### Sommer semester 2019

Working with mathematical models requires two skills: On the one hand one needs to be familiar with techniques for handling terms and formulæ and with methods for solving particular problems like finding extrema of a given function. Learning and applying such procedures is already part of the course Mathematische Methoden. The second skill is the investigation of structural properties of a given model. One has to find conclusions that can be drawn from one's model and find convincing arguments for these.

In the first part of this course ( Mathematics 1: Linear Spaces and Metric Concepts) our emphasis has been on mathematical reasoning. which have been introduced in the framework of linear algebra.

In the second part we will use our skills and explore the second fundamental field of mathematics, analysis. There we often will try to replace non-linear functions locally by linear ones and apply our results from linear algebra. Besides dealing with the mathematical foundations of the procedures that are already well-known from the course Mathematische Methoden we also will learn new methods. In particular we will be able to analyse dynamic systems.

In summary, the course covers the following topics:
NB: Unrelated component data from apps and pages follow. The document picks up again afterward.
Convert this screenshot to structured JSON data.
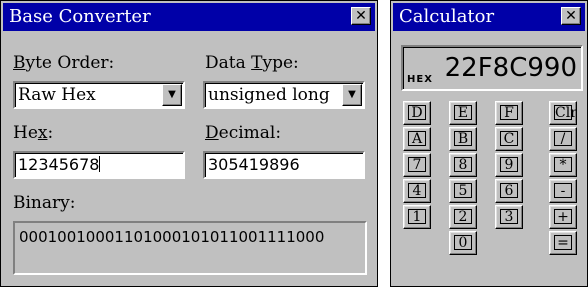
{
  "base_converter": {
    "title": "Base Converter",
    "close_glyph": "✕",
    "byte_order_label": "Byte Order:",
    "byte_order_value": "Raw Hex",
    "data_type_label": "Data Type:",
    "data_type_value": "unsigned long",
    "hex_label": "Hex:",
    "hex_value": "12345678",
    "decimal_label": "Decimal:",
    "decimal_value": "305419896",
    "binary_label": "Binary:",
    "binary_value": "00010010001101000101011001111000",
    "dropdown_glyph": "▼"
  },
  "calculator": {
    "title": "Calculator",
    "close_glyph": "✕",
    "mode_label": "HEX",
    "display_value": "22F8C990",
    "keys": [
      [
        "D",
        "E",
        "F",
        "Clr"
      ],
      [
        "A",
        "B",
        "C",
        "/"
      ],
      [
        "7",
        "8",
        "9",
        "*"
      ],
      [
        "4",
        "5",
        "6",
        "-"
      ],
      [
        "1",
        "2",
        "3",
        "+"
      ],
      [
        "",
        "0",
        "",
        "="
      ]
    ]
  }
}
• Sequences and Series
• Topology
• Derivatives
• Taylor Series
• Inverse and Implicit Function Theorem
• Convex Functions
• Static Optimization
• Integration
• Multiple Integrals
• Differential Equations
• Systems of Differential Equations
• Dynamic Optimization: Control Theory

### Exercises

See Lernaktivitäten on the corresponding page at learn@wu.

### Teaching/learning method(s)

The course is divided into three parts that interlace during the course:

1. Lectures, where the required material is presented by the supervisor.

It is expected that students will read corresponding chapters in advance for each lecture!

2. Homeworks, where the students get familiar with the mathematical techniques.

3. Presentation of students' solution, where possible problems and common mistakes are discussed.

### Assessment

See Syllabus on the corresponding page at learn@wu.

### Bibliography

• K. Houston: How to Think Like a Mathematician, Cambridge University Press, 2009.
• K. Sydsæter, P. Hammond, A. Seierstad, A. Strøm: Further Mathematics for Economic Analysis, Prentice Hall, 2005.
• K. Sydsæter, P. Hammond: Essential Mathematics for Economics Analysis, Prentice Hall, 3rd edition, 2008.
• A. C. Chiang, K. Wainwright: Fundamental Methods of Mathematical Economics, McGraw-Hill, New York, 2005

Last change: Fri Feb 22, 2019 by josef leydold